* [Exercise details]: In the records, each line holding "text" must be reported.

* [Data extracts]:
- - - -

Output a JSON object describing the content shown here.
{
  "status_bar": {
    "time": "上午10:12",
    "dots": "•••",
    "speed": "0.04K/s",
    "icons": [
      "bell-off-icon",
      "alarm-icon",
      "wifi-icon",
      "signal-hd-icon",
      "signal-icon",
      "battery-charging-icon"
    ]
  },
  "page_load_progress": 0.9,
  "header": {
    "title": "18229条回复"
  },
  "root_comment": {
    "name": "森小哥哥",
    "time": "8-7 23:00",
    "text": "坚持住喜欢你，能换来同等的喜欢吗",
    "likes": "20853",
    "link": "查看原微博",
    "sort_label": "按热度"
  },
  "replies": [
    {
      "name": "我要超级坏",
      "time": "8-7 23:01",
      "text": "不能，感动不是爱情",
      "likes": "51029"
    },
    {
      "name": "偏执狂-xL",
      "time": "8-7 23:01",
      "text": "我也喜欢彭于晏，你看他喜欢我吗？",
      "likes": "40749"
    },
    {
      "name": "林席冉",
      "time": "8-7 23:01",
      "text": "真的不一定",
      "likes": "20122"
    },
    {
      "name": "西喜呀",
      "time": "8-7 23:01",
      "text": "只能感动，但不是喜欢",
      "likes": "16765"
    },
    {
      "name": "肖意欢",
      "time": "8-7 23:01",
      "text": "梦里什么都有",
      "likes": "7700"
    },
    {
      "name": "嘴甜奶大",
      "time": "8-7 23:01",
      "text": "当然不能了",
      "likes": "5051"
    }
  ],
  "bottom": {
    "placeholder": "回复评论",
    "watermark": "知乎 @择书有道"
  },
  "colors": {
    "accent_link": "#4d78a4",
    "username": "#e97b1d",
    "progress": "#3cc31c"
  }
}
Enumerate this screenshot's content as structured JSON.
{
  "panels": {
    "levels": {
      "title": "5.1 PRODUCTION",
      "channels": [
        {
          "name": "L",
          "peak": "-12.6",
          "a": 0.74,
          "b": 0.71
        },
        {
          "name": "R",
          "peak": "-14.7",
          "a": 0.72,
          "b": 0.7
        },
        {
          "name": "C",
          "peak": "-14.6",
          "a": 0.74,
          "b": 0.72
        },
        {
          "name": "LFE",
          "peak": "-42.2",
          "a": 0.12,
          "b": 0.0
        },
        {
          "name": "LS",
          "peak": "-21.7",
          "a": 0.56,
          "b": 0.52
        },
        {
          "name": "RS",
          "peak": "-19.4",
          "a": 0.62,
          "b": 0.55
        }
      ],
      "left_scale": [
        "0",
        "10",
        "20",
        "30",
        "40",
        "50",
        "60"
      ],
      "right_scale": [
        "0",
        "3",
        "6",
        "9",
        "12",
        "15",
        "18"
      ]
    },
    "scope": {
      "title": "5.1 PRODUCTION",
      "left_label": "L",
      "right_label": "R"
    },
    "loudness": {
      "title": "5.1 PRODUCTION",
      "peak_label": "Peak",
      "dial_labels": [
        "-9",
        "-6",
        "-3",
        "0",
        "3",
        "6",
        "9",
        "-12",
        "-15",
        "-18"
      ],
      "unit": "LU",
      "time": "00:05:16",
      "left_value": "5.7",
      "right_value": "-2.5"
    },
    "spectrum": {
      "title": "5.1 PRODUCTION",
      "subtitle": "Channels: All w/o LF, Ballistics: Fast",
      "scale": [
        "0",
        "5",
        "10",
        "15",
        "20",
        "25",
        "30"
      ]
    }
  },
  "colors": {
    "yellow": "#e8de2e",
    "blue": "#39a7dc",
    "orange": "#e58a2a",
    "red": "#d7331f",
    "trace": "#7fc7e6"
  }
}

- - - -

* [Expected answer]:
    "text": "坚持住喜欢你，能换来同等的喜欢吗",
      "text": "不能，感动不是爱情",
      "text": "我也喜欢彭于晏，你看他喜欢我吗？",
      "text": "真的不一定",
      "text": "只能感动，但不是喜欢",
      "text": "梦里什么都有",
      "text": "当然不能了",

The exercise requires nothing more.